Davis said that because of the lack of funding there is yet to be a further count. He said that the counting takes place in the North Rupununi's 200 ponds and lasts for about 30 days.
Davis said that as part of the Management Plan there would be a community fishermen's committee to represent the respective communities at the level of the NRDDB. "We wanted government to understand that what we were doing was working in the best interest of the North Rupununi," he said. According to Davis, it took some time for government "to acknowledge the importance of what we were doing.
We had to target this fish because we didn't want to lose it."
Although there is a need for wider conservation of more fish species, such a plan will take a considerable amount of time to conceptualize.
He said the NRDDB has written a proposal to the United Nations Development Programme (UNDP) to fund counts for the next two years. This proposal, in the vicinity of US$38,000, is still pending with the Ministry of Foreign Affairs. And the NRDDB is working with the World Wildlife Fund for Nature (WWF) for funding of a year of Arapaima counting. To ensure that these projects are well managed, the NRDDB is looking to have a technical advisor who will be based in an office at the NRDDB. The Ministry of Agriculture is to put an officer on location in the North Rupununi.
According to the Management Plan, persons could be penalized for harvesting the Arapaima, which could cause communities to lose quotas. But this still happens on a reduced scale in most of the North Rupununi communities, Davis said.
He said that because of the length of time it took for the plan to be approved, it has gone out of sight for some people. "People are very excited that the plan has been approved and they are now looking forward to when they can harvest the Arapaima.
When the Arapaima is harvested, the Executive Fisheries Committee will buy from the fishermen and look for markets. Davis is concerned about whether the fishermen will get the right price for the Arapaima.
Virgil Harding, Vice-Chairman of the village of Aranaputa said most of the men in that village are fishermen and conservation of the source of their livelihoods was of prime importance. "We were concerned not only for the Arapaima but also for all kinds of fish because we observed fishing on the whole was not like beforeâ€¦ first you would go fishing and be back home in a short while and with a lot of fish," Harding said.
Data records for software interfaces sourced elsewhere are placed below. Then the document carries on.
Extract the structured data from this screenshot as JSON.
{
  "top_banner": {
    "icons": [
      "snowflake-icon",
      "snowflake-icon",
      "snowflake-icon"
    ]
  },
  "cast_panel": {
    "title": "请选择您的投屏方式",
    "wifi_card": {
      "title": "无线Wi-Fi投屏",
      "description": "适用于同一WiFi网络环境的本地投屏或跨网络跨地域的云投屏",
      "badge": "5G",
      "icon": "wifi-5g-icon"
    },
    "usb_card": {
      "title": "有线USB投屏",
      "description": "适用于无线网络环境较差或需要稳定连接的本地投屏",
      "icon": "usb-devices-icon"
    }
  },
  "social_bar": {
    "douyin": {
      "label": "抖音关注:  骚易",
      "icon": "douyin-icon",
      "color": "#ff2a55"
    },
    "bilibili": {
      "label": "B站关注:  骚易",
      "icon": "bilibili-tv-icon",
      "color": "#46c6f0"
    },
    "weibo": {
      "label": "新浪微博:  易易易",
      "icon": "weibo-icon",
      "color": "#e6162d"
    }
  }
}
Things changed; fishing takes longer and there are fewer fish at the end of the expedition.
He said one of the possible solutions is changing the size of the hooks and nets that fishermen use to reduce the incidence of accidental harvesting of the protected species. He said the management plan has enabled the villagers to understand the life cycle of the various species of fish and their spawning season. "They get to understand that if they catch at a certain time the gains will be very small," he said.
According to Harding, the villagers of Aranaputa understand that from the surveys carried out there is a significant reduction in the quantity and size of fish and this has been on the downward slide for some time now. As for the Arapaima, he said villagers from the 16 villages of the North Rupununi realised that for the survival of the Arapaima to be possible they had to do without harvesting the species for about three years. He said all of the villages agreed to the self-imposed ban and "mostly" obeyed it. But he said that some persons were ignorant of the Management Plan.
There are some cases where persons unwittingly caught Arapaima in the nets or on their hooks, and when this happens, they would consume the meat of the fish.
"The plan is still working for the conservation of the Arapaima and for its sustainable harvesting as well," Harding said.
While there is much enthusiasm for the commencement of sustainable harvesting, the problem of poaching continues and if left unchecked, the situation could return to what it was before the imposition of the ban.